Exercise materials:
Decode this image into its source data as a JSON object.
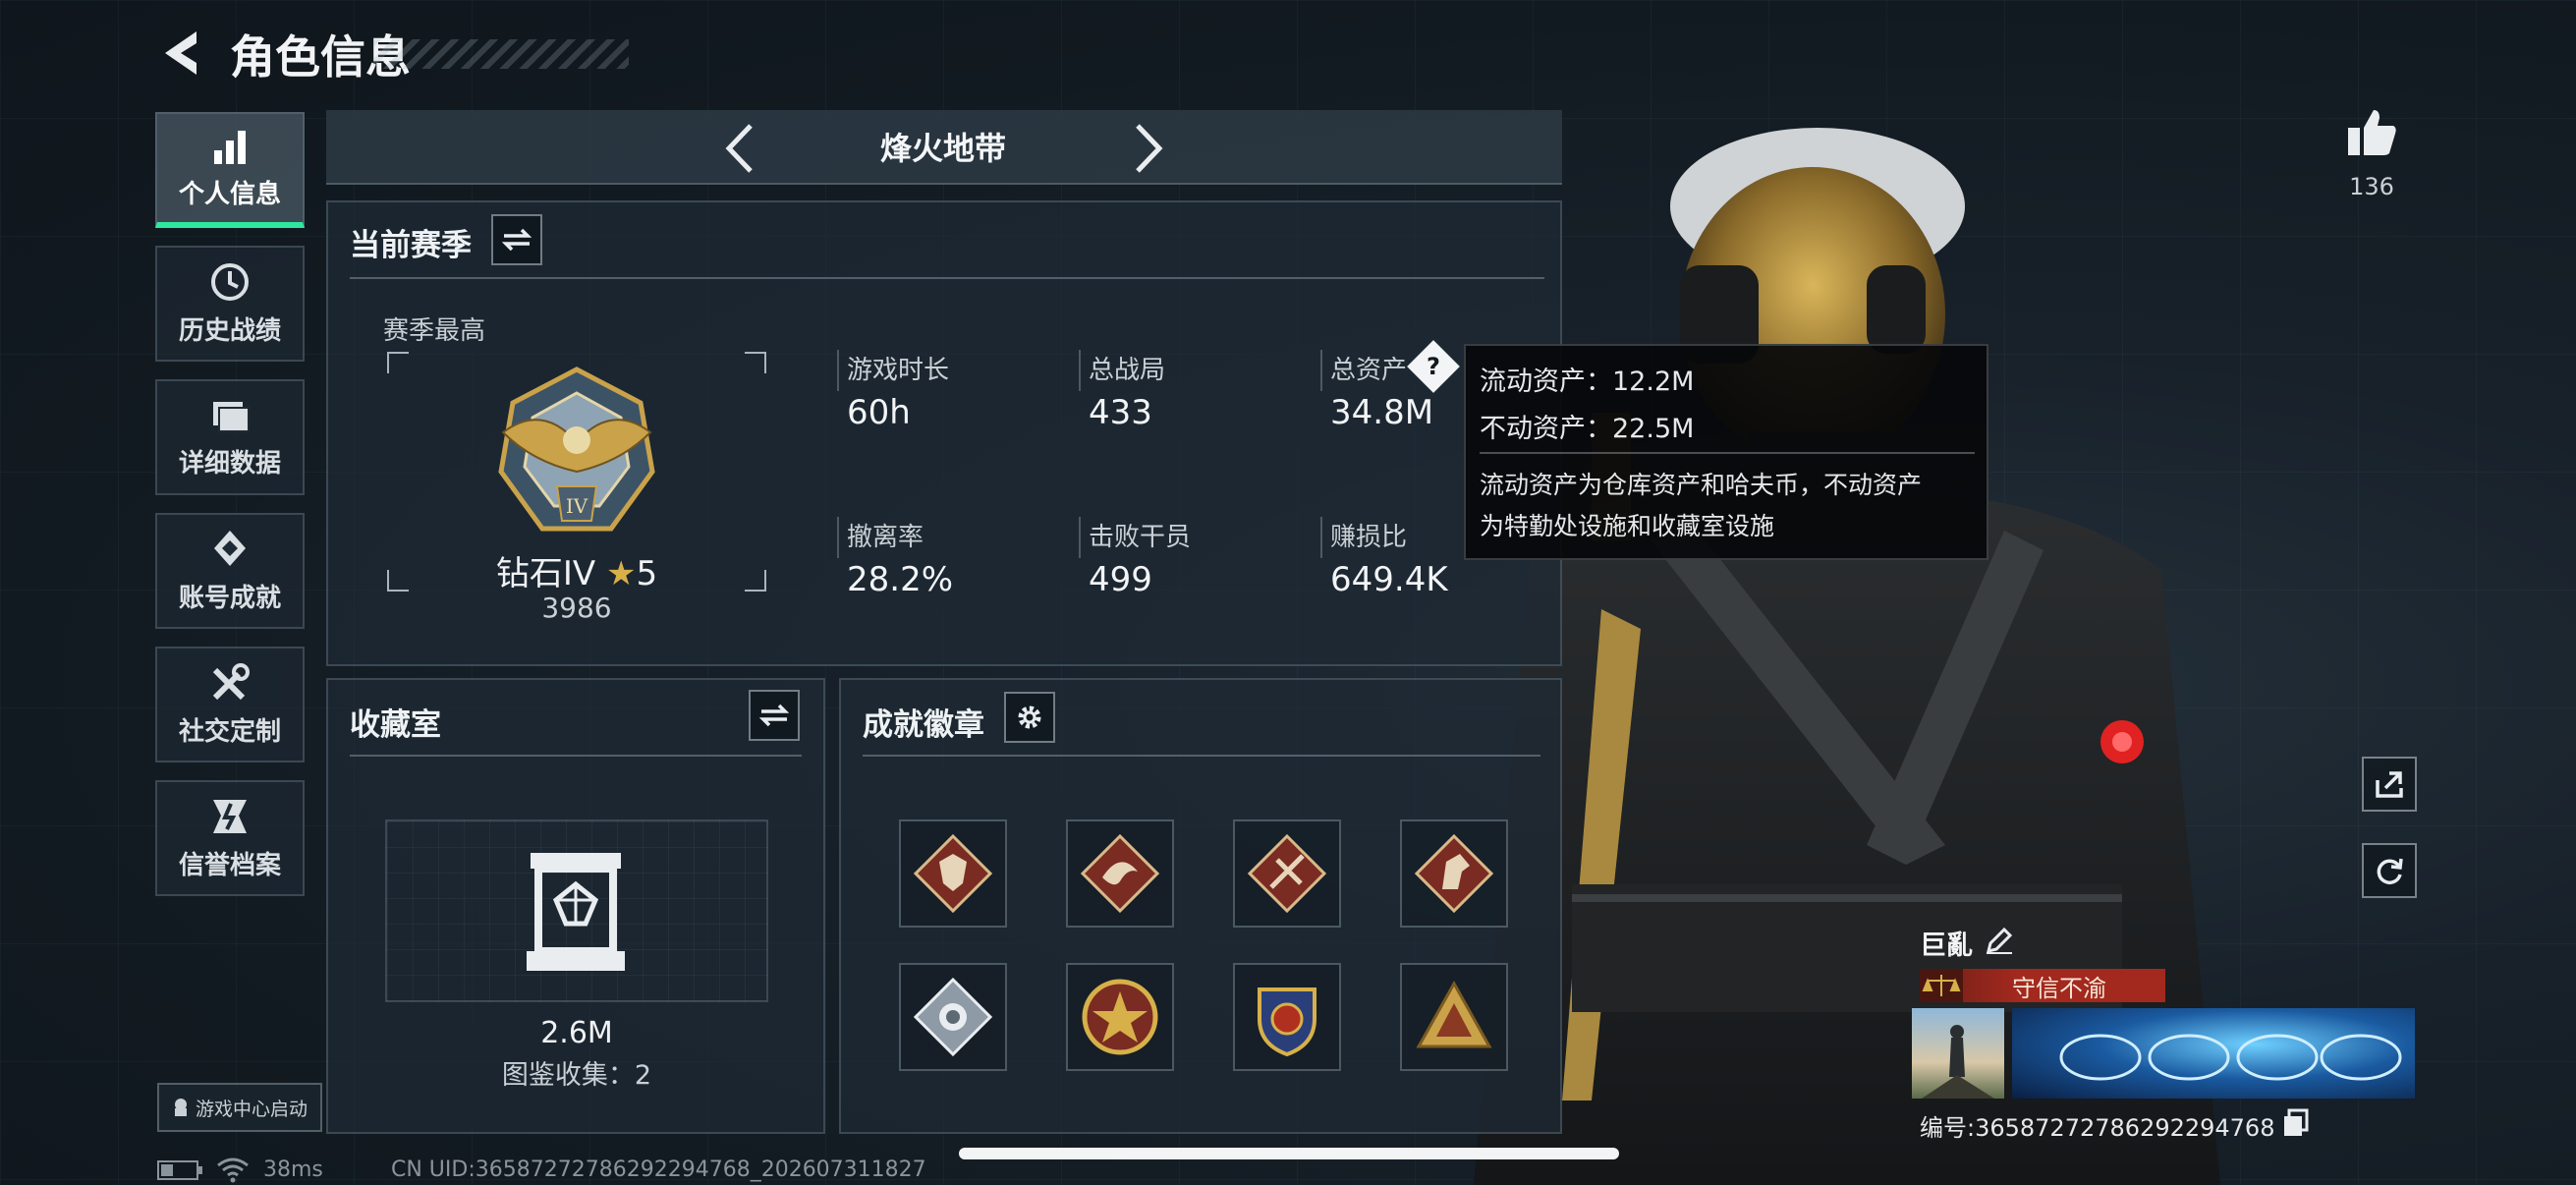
{
  "header": {
    "title": "角色信息"
  },
  "nav": {
    "items": [
      {
        "label": "个人信息",
        "icon": "bar-chart-icon",
        "active": true
      },
      {
        "label": "历史战绩",
        "icon": "history-clock-icon"
      },
      {
        "label": "详细数据",
        "icon": "folder-icon"
      },
      {
        "label": "账号成就",
        "icon": "achievement-icon"
      },
      {
        "label": "社交定制",
        "icon": "tools-icon"
      },
      {
        "label": "信誉档案",
        "icon": "reputation-icon"
      }
    ],
    "game_center": "游戏中心启动"
  },
  "mode_selector": {
    "label": "烽火地带"
  },
  "season": {
    "title": "当前赛季",
    "best_label": "赛季最高",
    "rank": {
      "name": "钻石IV",
      "stars": "5",
      "score": "3986",
      "emblem_text": "IV"
    },
    "stats": [
      {
        "label": "游戏时长",
        "value": "60h"
      },
      {
        "label": "总战局",
        "value": "433"
      },
      {
        "label": "总资产",
        "value": "34.8M"
      },
      {
        "label": "撤离率",
        "value": "28.2%"
      },
      {
        "label": "击败干员",
        "value": "499"
      },
      {
        "label": "赚损比",
        "value": "649.4K"
      }
    ]
  },
  "tooltip": {
    "liquid": "流动资产：12.2M",
    "fixed": "不动资产：22.5M",
    "desc_line1": "流动资产为仓库资产和哈夫币，不动资产",
    "desc_line2": "为特勤处设施和收藏室设施"
  },
  "collection": {
    "title": "收藏室",
    "value": "2.6M",
    "count": "图鉴收集：2"
  },
  "achievements": {
    "title": "成就徽章",
    "badges": [
      "wolf-badge-icon",
      "dragon-badge-icon",
      "blade-badge-icon",
      "horse-badge-icon",
      "silver-gem-badge-icon",
      "star-medal-badge-icon",
      "shield-crest-badge-icon",
      "gold-pyramid-badge-icon"
    ]
  },
  "right": {
    "likes": "136",
    "player_name": "巨亂",
    "title_badge": "守信不渝",
    "serial": "编号:3658727278629229476​8"
  },
  "status_bar": {
    "ping": "38ms",
    "uid": "CN UID:3658727278629229476​8_202607311827"
  },
  "colors": {
    "accent": "#2ee8a0",
    "title_badge_bg": "#a3281e",
    "gold": "#c9a24a"
  }
}
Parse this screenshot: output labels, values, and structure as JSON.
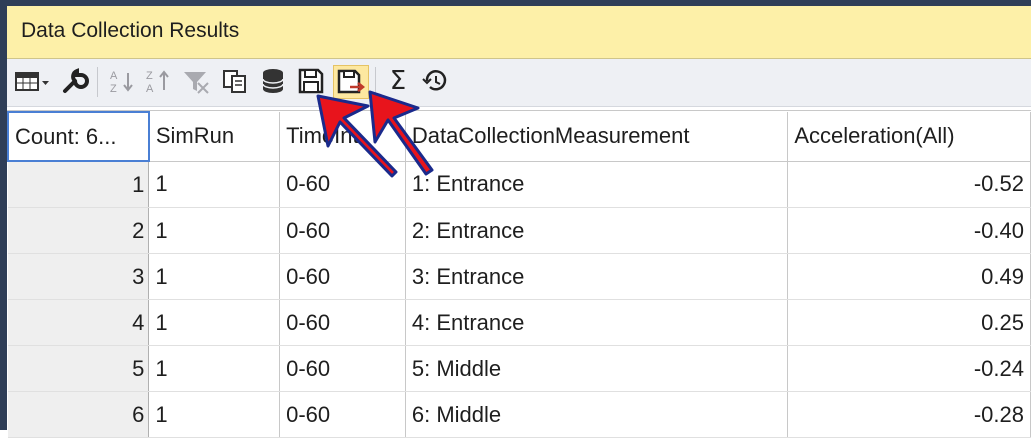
{
  "window": {
    "title": "Data Collection Results"
  },
  "toolbar": {
    "icons": [
      "grid-menu-icon",
      "wrench-icon",
      "sort-ascending-icon",
      "sort-descending-icon",
      "filter-icon",
      "copy-icon",
      "database-icon",
      "save-icon",
      "save-export-icon",
      "sum-icon",
      "history-icon"
    ],
    "sum_glyph": "Σ"
  },
  "table": {
    "columns": [
      "Count: 6...",
      "SimRun",
      "TimeInt",
      "DataCollectionMeasurement",
      "Acceleration(All)"
    ],
    "rows": [
      {
        "count": "1",
        "simrun": "1",
        "timeint": "0-60",
        "measurement": "1: Entrance",
        "acceleration": "-0.52"
      },
      {
        "count": "2",
        "simrun": "1",
        "timeint": "0-60",
        "measurement": "2: Entrance",
        "acceleration": "-0.40"
      },
      {
        "count": "3",
        "simrun": "1",
        "timeint": "0-60",
        "measurement": "3: Entrance",
        "acceleration": "0.49"
      },
      {
        "count": "4",
        "simrun": "1",
        "timeint": "0-60",
        "measurement": "4: Entrance",
        "acceleration": "0.25"
      },
      {
        "count": "5",
        "simrun": "1",
        "timeint": "0-60",
        "measurement": "5: Middle",
        "acceleration": "-0.24"
      },
      {
        "count": "6",
        "simrun": "1",
        "timeint": "0-60",
        "measurement": "6: Middle",
        "acceleration": "-0.28"
      }
    ]
  },
  "colors": {
    "title_bg": "#fdf0a8",
    "frame_border": "#2f3e57",
    "annotation_arrow": "#e8141c"
  }
}
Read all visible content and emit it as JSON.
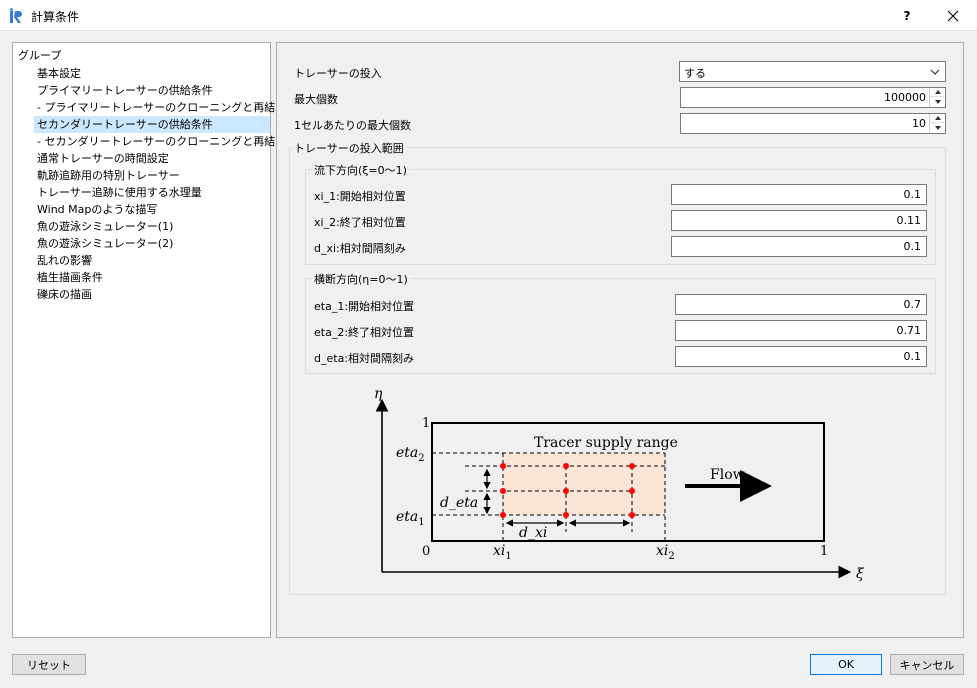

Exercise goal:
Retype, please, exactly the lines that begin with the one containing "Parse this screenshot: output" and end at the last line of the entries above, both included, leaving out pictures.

Finished task:
Parse this screenshot: output labels, values, and structure as JSON.
{
  "window": {
    "title": "Data Collection Results"
  },
  "toolbar": {
    "icons": [
      "grid-menu-icon",
      "wrench-icon",
      "sort-ascending-icon",
      "sort-descending-icon",
      "filter-icon",
      "copy-icon",
      "database-icon",
      "save-icon",
      "save-export-icon",
      "sum-icon",
      "history-icon"
    ],
    "sum_glyph": "Σ"
  },
  "table": {
    "columns": [
      "Count: 6...",
      "SimRun",
      "TimeInt",
      "DataCollectionMeasurement",
      "Acceleration(All)"
    ],
    "rows": [
      {
        "count": "1",
        "simrun": "1",
        "timeint": "0-60",
        "measurement": "1: Entrance",
        "acceleration": "-0.52"
      },
      {
        "count": "2",
        "simrun": "1",
        "timeint": "0-60",
        "measurement": "2: Entrance",
        "acceleration": "-0.40"
      },
      {
        "count": "3",
        "simrun": "1",
        "timeint": "0-60",
        "measurement": "3: Entrance",
        "acceleration": "0.49"
      },
      {
        "count": "4",
        "simrun": "1",
        "timeint": "0-60",
        "measurement": "4: Entrance",
        "acceleration": "0.25"
      },
      {
        "count": "5",
        "simrun": "1",
        "timeint": "0-60",
        "measurement": "5: Middle",
        "acceleration": "-0.24"
      },
      {
        "count": "6",
        "simrun": "1",
        "timeint": "0-60",
        "measurement": "6: Middle",
        "acceleration": "-0.28"
      }
    ]
  },
  "colors": {
    "title_bg": "#fdf0a8",
    "frame_border": "#2f3e57",
    "annotation_arrow": "#e8141c"
  }
}
Read all visible content and emit it as JSON.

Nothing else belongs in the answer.